- Your goal
The number of lines holding "screenshot" in the listing below is all you should give.

- Dataset

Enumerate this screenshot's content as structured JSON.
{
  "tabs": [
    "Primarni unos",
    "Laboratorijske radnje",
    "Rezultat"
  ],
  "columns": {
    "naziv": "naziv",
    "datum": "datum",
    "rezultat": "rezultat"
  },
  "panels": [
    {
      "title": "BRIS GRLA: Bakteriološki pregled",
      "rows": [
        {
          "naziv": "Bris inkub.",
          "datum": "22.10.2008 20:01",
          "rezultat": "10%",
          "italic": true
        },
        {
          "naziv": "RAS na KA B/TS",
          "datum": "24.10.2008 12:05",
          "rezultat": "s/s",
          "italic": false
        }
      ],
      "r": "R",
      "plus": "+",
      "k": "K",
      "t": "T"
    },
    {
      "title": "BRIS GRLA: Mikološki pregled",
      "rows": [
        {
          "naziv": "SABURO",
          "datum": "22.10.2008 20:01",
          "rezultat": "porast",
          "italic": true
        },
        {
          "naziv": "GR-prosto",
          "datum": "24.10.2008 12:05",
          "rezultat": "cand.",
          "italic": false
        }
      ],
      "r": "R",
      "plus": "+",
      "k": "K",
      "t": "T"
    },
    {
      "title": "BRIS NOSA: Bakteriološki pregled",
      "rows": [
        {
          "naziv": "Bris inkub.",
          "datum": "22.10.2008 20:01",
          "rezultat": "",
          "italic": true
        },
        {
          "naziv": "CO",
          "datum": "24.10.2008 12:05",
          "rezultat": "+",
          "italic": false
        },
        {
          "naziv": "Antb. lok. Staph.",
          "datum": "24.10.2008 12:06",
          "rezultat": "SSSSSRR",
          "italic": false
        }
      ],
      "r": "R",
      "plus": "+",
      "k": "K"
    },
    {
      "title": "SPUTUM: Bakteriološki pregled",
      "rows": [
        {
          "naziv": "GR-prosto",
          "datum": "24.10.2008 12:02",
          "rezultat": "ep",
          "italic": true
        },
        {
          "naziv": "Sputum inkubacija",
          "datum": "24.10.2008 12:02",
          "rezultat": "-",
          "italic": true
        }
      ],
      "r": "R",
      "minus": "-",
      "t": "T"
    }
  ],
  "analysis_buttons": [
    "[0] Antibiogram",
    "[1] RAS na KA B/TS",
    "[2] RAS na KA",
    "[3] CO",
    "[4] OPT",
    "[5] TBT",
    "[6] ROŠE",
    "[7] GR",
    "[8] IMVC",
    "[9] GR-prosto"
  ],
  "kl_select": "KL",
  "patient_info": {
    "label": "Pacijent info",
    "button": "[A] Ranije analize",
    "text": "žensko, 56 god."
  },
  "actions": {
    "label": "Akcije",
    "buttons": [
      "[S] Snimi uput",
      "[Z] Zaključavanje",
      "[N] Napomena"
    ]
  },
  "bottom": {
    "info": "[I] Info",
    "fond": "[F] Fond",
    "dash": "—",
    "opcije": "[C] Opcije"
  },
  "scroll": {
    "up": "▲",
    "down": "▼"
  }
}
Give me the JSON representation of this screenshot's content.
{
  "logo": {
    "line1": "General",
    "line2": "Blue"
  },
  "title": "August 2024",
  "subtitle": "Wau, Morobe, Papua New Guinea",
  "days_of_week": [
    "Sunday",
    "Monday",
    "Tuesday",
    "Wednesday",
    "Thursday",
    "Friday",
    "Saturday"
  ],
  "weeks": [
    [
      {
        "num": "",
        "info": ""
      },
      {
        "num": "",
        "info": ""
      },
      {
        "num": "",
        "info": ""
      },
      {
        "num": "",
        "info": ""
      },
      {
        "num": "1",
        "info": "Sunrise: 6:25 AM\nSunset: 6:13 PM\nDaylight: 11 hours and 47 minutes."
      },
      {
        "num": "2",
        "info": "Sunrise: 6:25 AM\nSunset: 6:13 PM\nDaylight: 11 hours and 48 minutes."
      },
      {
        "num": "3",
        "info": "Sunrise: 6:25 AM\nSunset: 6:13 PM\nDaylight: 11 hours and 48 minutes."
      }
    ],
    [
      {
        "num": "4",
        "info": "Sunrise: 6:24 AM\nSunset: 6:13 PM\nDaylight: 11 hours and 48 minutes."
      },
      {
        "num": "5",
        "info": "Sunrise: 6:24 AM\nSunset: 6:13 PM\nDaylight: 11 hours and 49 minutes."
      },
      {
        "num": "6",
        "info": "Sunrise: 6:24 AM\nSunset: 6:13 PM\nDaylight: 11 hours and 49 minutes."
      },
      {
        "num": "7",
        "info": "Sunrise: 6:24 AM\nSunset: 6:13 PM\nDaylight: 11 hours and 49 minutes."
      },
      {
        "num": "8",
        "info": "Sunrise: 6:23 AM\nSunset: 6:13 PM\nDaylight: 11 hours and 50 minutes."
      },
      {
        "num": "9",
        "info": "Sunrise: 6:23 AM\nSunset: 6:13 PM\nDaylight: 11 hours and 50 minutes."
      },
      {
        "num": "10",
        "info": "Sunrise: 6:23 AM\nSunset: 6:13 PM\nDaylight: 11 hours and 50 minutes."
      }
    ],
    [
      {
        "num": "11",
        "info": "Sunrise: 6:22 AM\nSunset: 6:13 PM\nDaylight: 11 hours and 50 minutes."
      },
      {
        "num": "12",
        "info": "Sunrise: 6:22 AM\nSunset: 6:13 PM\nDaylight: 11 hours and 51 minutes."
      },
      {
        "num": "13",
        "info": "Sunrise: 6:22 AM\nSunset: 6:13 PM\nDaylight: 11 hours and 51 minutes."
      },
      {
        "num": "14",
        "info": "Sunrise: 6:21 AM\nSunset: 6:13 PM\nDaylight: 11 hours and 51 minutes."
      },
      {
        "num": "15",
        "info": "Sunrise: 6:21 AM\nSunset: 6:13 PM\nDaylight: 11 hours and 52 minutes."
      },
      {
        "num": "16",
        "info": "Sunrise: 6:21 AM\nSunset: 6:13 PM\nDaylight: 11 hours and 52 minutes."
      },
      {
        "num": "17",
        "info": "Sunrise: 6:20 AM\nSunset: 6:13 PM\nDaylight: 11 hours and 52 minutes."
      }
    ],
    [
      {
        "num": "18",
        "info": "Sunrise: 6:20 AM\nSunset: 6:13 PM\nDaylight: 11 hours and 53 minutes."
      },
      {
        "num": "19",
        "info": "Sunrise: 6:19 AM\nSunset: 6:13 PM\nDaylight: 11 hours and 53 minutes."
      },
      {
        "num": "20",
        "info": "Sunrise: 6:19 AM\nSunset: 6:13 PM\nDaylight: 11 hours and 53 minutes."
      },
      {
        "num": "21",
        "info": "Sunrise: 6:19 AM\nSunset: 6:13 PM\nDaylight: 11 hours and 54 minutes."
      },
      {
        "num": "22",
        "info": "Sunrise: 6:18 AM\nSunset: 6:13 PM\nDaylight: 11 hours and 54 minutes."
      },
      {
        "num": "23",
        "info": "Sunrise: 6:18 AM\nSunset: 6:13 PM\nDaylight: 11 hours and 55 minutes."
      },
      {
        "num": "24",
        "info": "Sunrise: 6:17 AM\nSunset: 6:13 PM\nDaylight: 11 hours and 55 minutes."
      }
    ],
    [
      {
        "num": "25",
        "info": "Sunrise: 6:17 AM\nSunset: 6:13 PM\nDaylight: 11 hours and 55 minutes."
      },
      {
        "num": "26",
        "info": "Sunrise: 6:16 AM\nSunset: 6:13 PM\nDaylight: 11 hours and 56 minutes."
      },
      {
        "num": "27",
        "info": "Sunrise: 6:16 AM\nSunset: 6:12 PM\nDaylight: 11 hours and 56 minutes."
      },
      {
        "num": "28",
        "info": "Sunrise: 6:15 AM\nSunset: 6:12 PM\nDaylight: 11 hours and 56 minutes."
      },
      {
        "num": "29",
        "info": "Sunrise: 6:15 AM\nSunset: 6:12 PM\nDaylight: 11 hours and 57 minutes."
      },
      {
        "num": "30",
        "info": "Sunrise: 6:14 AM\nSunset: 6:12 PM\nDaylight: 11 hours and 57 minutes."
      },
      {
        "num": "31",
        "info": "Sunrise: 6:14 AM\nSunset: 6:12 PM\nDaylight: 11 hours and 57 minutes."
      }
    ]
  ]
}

- Your response
2